Have you ever found yourself struggling to stay awake during a long, dragging day? Perhaps you've tried splashing water on your face or taking a brisk walk to shake off the drowsiness. But have you ever considered simply looking upwards? It may seem like a strange suggestion, but there’s science behind it. Opening your eyes wide and gazing upwards at the ceiling or a light source can actually send signals from the muscles around your eyes to your brain, telling it to wake up. This can leave you feeling instantly energized and ready to tackle whatever the day has in store. So, does looking upwards wake you up? Let's dive deeper into the science behind this curious phenomenon and explore whether this trick really works.
What Does Looking Up Do to Your Brain?
Looking up may seem like a small and insignificant movement, but it can actually have a significant impact on the brain. Rolling the eyes upward is a natural response that occurs when the body is attempting to access lost or hidden information. This movement has been found to trigger the production of alpha waves in the brain, which are neural oscillations in the frequency range of 8-12 Hz.
Alpha waves are known to originate from the synchronous and coherent electrical activity of thalamic pacemaker cells in humans. These waves have been linked to a state of relaxation and creativity, as well as an increased ability to learn and retain information. When alpha waves are produced, the brain enters a more receptive state, making it easier to process information and access memories.
Interestingly, when we look up, our brains perceptual images aren’t competing with images from the mind. This allows our minds to become more focused and productive, helping us to be more efficient and effective. The alpha waves produced during this movement have also been linked to increased brain connectivity and improved cognitive function.
Studies have shown that when we roll our eyes upward, it can help to alleviate stress and tension in the neck and shoulders.
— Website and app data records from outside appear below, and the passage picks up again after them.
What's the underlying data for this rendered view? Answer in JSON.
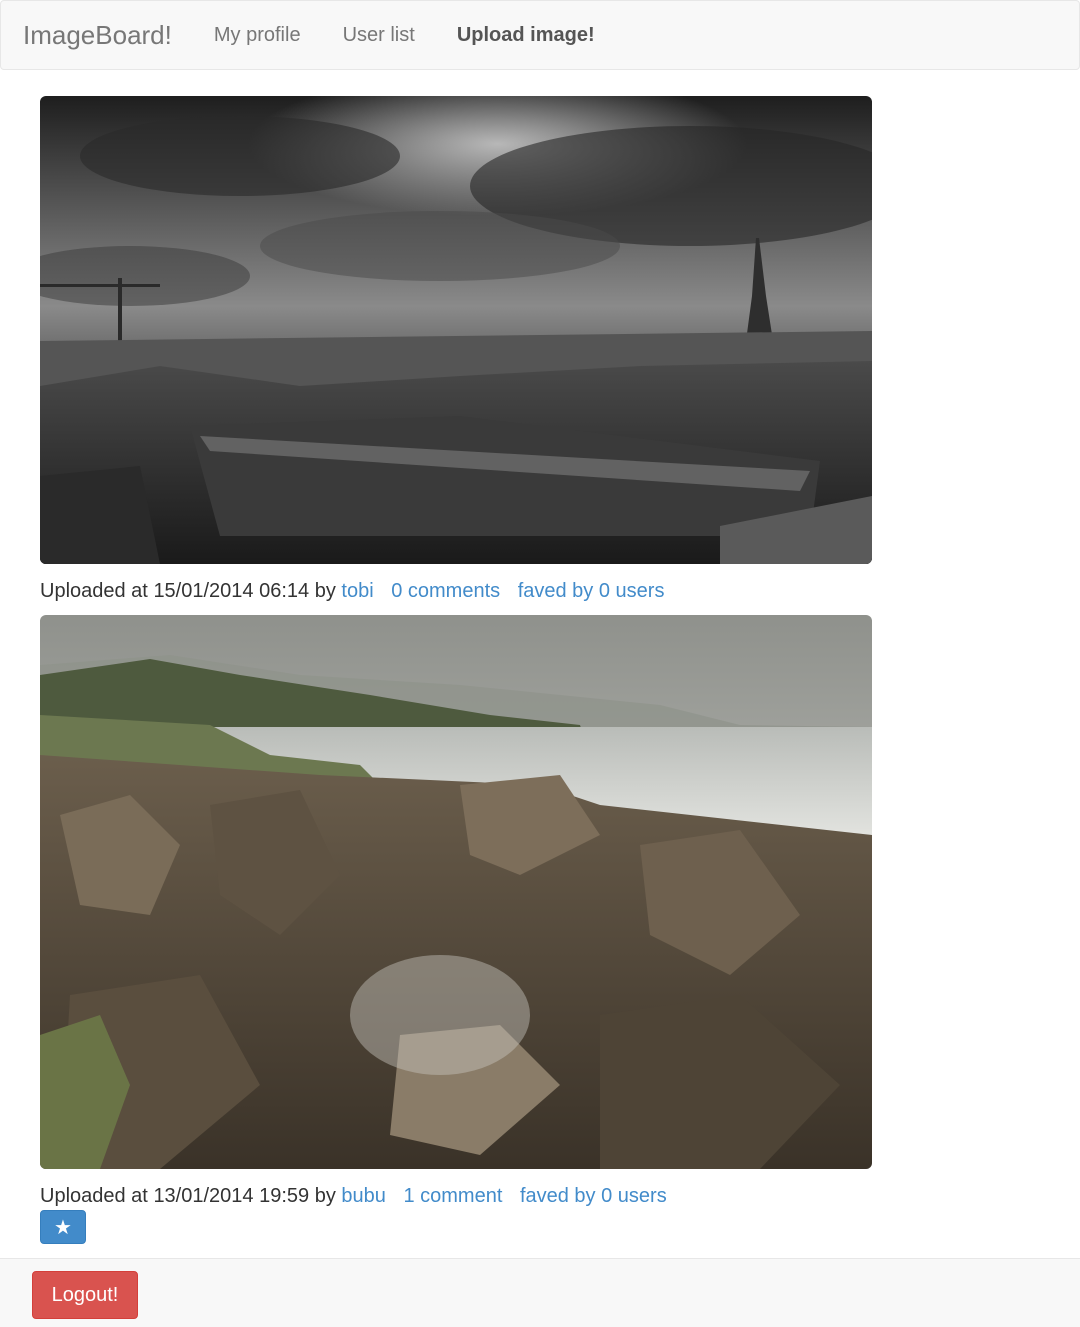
{
  "navbar": {
    "brand": "ImageBoard!",
    "links": [
      {
        "label": "My profile",
        "active": false
      },
      {
        "label": "User list",
        "active": false
      },
      {
        "label": "Upload image!",
        "active": true
      }
    ]
  },
  "posts": [
    {
      "uploaded_prefix": "Uploaded at",
      "date": "15/01/2014 06:14",
      "by_label": "by",
      "author": "tobi",
      "comments": "0 comments",
      "faved": "faved by 0 users",
      "image_subject": "black-and-white Paris rooftops with Eiffel Tower under stormy sky",
      "show_fav_button": false
    },
    {
      "uploaded_prefix": "Uploaded at",
      "date": "13/01/2014 19:59",
      "by_label": "by",
      "author": "bubu",
      "comments": "1 comment",
      "faved": "faved by 0 users",
      "image_subject": "layered coastal rock formations with sea spray",
      "show_fav_button": true,
      "fav_button_icon": "star-icon",
      "fav_button_glyph": "★"
    }
  ],
  "footer": {
    "logout_label": "Logout!"
  },
  "colors": {
    "link": "#428bca",
    "primary_button": "#428bca",
    "danger_button": "#d9534f",
    "navbar_bg": "#f8f8f8"
  }
}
This is because the movement helps to release tension in the muscles, allowing the body to relax and release stress.
However, it can have a significant impact on the brain and body. So next time you find yourself lost in thought, take a moment to roll your eyes upward and see the difference it can make!
Our body language can often convey a lot about our thoughts and emotions, even without saying a word. Looking up is one such gesture that can have multiple meanings, from contemplating a response to feeling overwhelmed by circumstances. Let’s explore some of the possible interpretations of looking up and what they can tell us about ourselves and others.
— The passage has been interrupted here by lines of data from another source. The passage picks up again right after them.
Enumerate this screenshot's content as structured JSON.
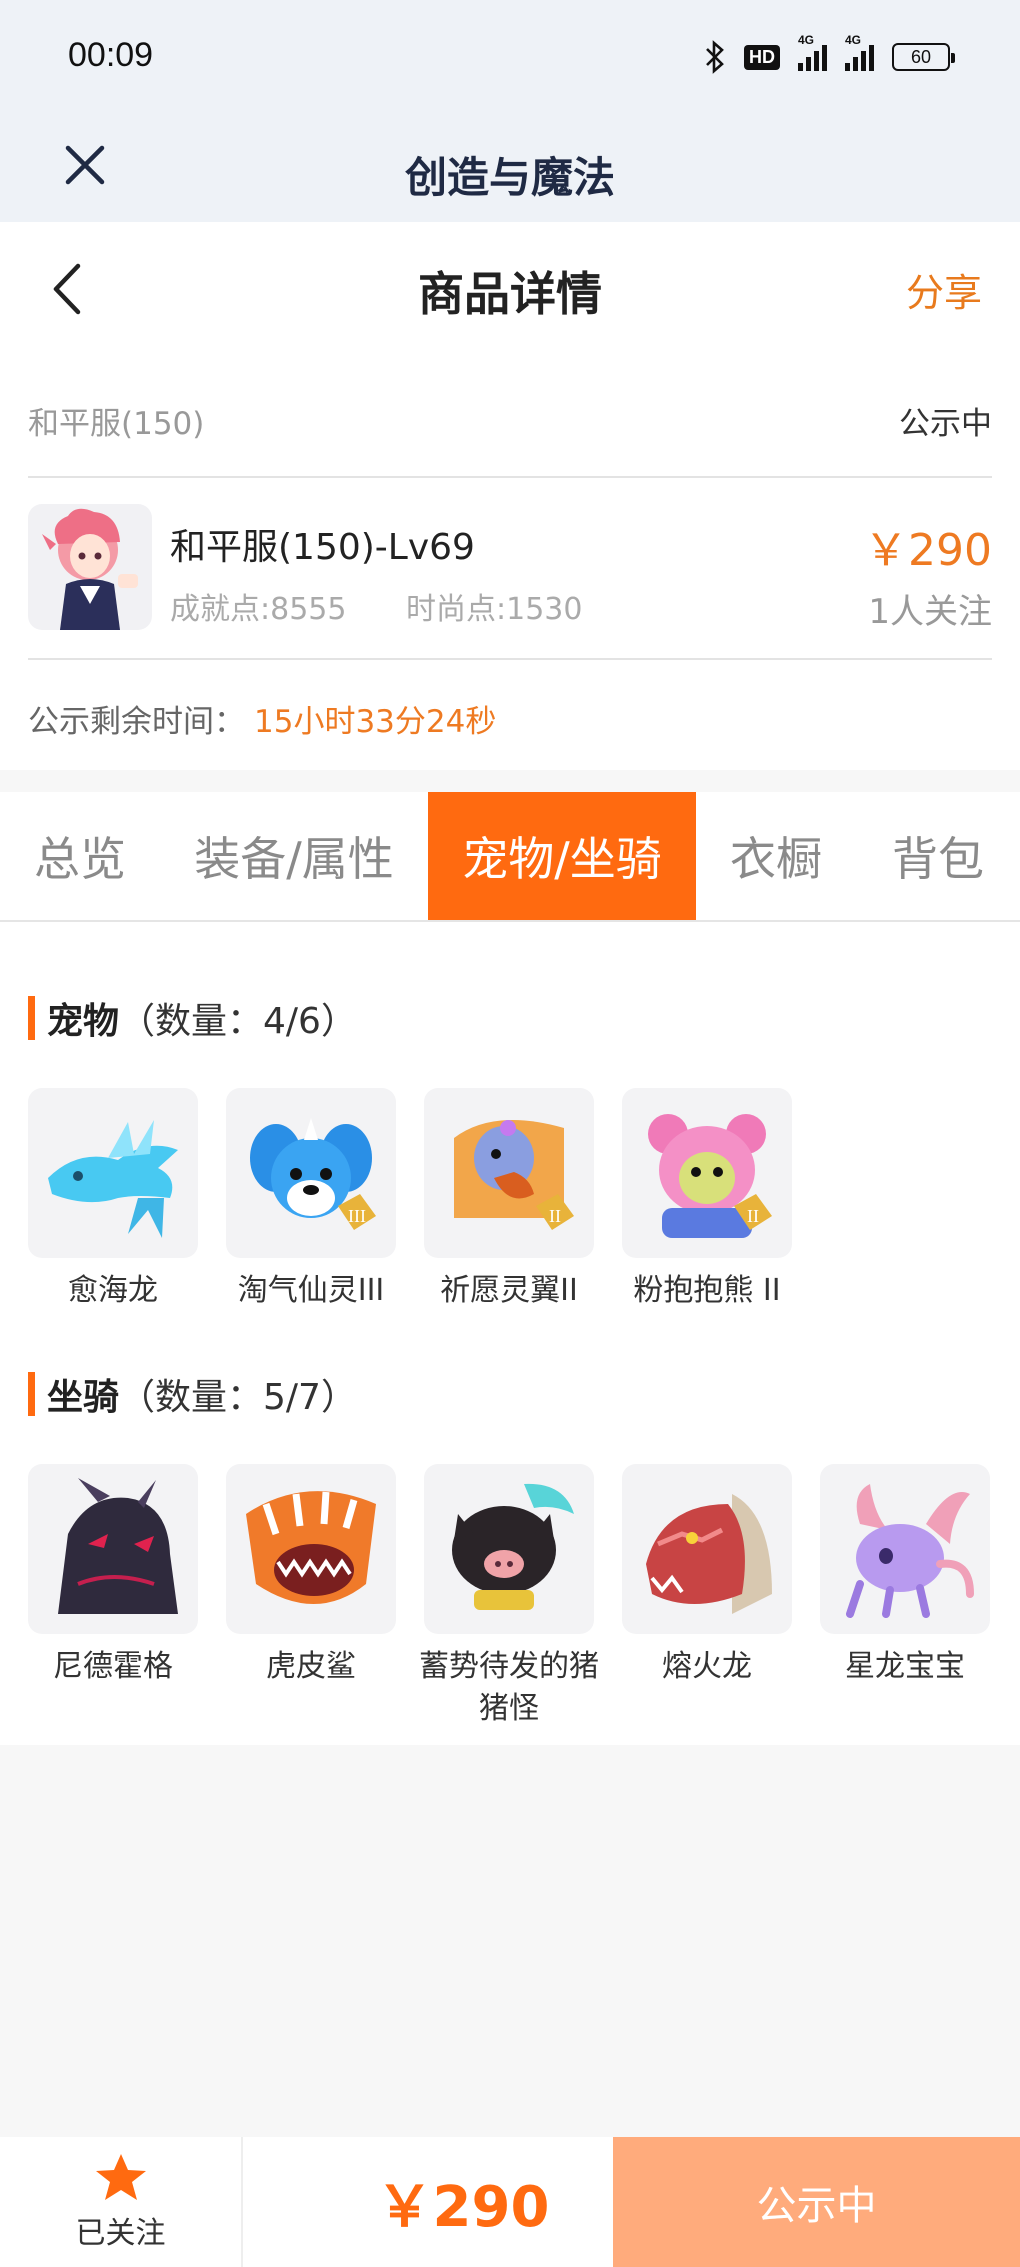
{
  "status_bar": {
    "time": "00:09",
    "hd_badge": "HD",
    "signal_tag_1": "4G",
    "signal_tag_2": "4G",
    "battery": "60"
  },
  "app_bar": {
    "title": "创造与魔法",
    "close_icon": "close-icon"
  },
  "nav": {
    "title": "商品详情",
    "share": "分享",
    "back_icon": "chevron-left-icon"
  },
  "listing": {
    "server": "和平服(150)",
    "status": "公示中",
    "name": "和平服(150)-Lv69",
    "achievement": "成就点:8555",
    "fashion": "时尚点:1530",
    "price": "￥290",
    "followers": "1人关注",
    "timer_label": "公示剩余时间：",
    "timer_value": "15小时33分24秒"
  },
  "tabs": [
    {
      "label": "总览",
      "active": false
    },
    {
      "label": "装备/属性",
      "active": false
    },
    {
      "label": "宠物/坐骑",
      "active": true
    },
    {
      "label": "衣橱",
      "active": false
    },
    {
      "label": "背包",
      "active": false
    }
  ],
  "pets": {
    "heading": "宠物",
    "count": "（数量：4/6）",
    "items": [
      {
        "name": "愈海龙",
        "icon": "sea-dragon-icon",
        "color": "#3fc7f0"
      },
      {
        "name": "淘气仙灵III",
        "icon": "blue-puppy-icon",
        "color": "#2a8fe6"
      },
      {
        "name": "祈愿灵翼II",
        "icon": "griffin-icon",
        "color": "#d9772a"
      },
      {
        "name": "粉抱抱熊 II",
        "icon": "pink-bear-icon",
        "color": "#f07ab8"
      }
    ]
  },
  "mounts": {
    "heading": "坐骑",
    "count": "（数量：5/7）",
    "items": [
      {
        "name": "尼德霍格",
        "icon": "dark-dragon-icon",
        "color": "#3a2f4a"
      },
      {
        "name": "虎皮鲨",
        "icon": "tiger-shark-icon",
        "color": "#f07a2a"
      },
      {
        "name": "蓄势待发的猪猪怪",
        "icon": "pig-monster-icon",
        "color": "#2a2428"
      },
      {
        "name": "熔火龙",
        "icon": "lava-dragon-icon",
        "color": "#c84444"
      },
      {
        "name": "星龙宝宝",
        "icon": "star-dragon-baby-icon",
        "color": "#b89aef"
      }
    ]
  },
  "bottom_bar": {
    "follow_label": "已关注",
    "star_icon": "star-icon",
    "price": "￥290",
    "status": "公示中"
  },
  "colors": {
    "accent": "#ff6a10",
    "price": "#ee7a22",
    "header_bg": "#eef2f7",
    "status_button": "#ffab7c"
  }
}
What Does It Mean When You Look Up?
In these instances, looking up can be seen as a hopeful or optimistic gesture, a way to seek inspiration or divine intervention. In this sense, looking up may be a coping mechanism or a way to seek clarity and perspective.
It can be a way to search for inspiration, to cope with stress, to express curiosity, or to show respect (or disrespect). As such, understanding the nuances of this gesture can help us communicate more effectively and empathetically with others, and to appreciate the subtle ways in which body language conveys meaning and emotion.
As a highly complex and dynamic organ, the human brain has long been a topic of fascination and study. One common observation is that people often look upwards when deep in thought. This seemingly insignificant behavior has intrigued scientists and researchers, who’ve sought to unravel the reasons behind it. Recent research suggests that this inclination to look upwards while thinking may have roots in our evolutionary history. The next part of this article explores this intriguing phenomenon in detail.
Why Do People Look Upwards When Thinking?
Moreover, looking upwards while thinking may also be a subconscious way of accessing memories that are stored in our visual cortex. Our brains process information about visual objects in a different way than we process verbal or semantic information, and accessing these memories through eye movements may be helpful when trying to remember something.
Additionally, many people find that looking upwards helps them to concentrate and focus on the task at hand. This may be due to the fact that looking up engages the muscles and nerves that control the neck and head, which may stimulate areas of the brain related to cognitive control and attention.
Interestingly, cultural and social factors may also play a role in why people look upwards while thinking. For example, in many religions and spiritual practices, looking upwards is seen as a way to connect with a higher power or divine force. This may be why people often look upwards when seeking inspiration or attempting to find answers to more existential questions.
It’s worth noting, however, that not everyone looks upwards when they’re thinking. Some people may look down or to the side, or not move their eyes at all. It’s also possible that some people have developed certain habits or rituals related to eye movements while thinking that are unique to them.
While more research is needed to fully understand why we do it, it’s clear that looking upwards while thinking is an important part of how we process information and solve problems in our daily lives.
In conclusion, the simple act of looking upwards can have a significant impact on our alertness and energy levels. While resting our eyelids can induce feelings of drowsiness, opening our eyes wide and directing them towards a light source can send signals to our brain to wake up, leaving us feeling more refreshed and alert. This suggests that there are small, easy changes we can incorporate into our daily routines to help us feel more energized and awake throughout the day. So, next time you feel yourself starting to doze off, try gazing upwards instead – it just might do the trick!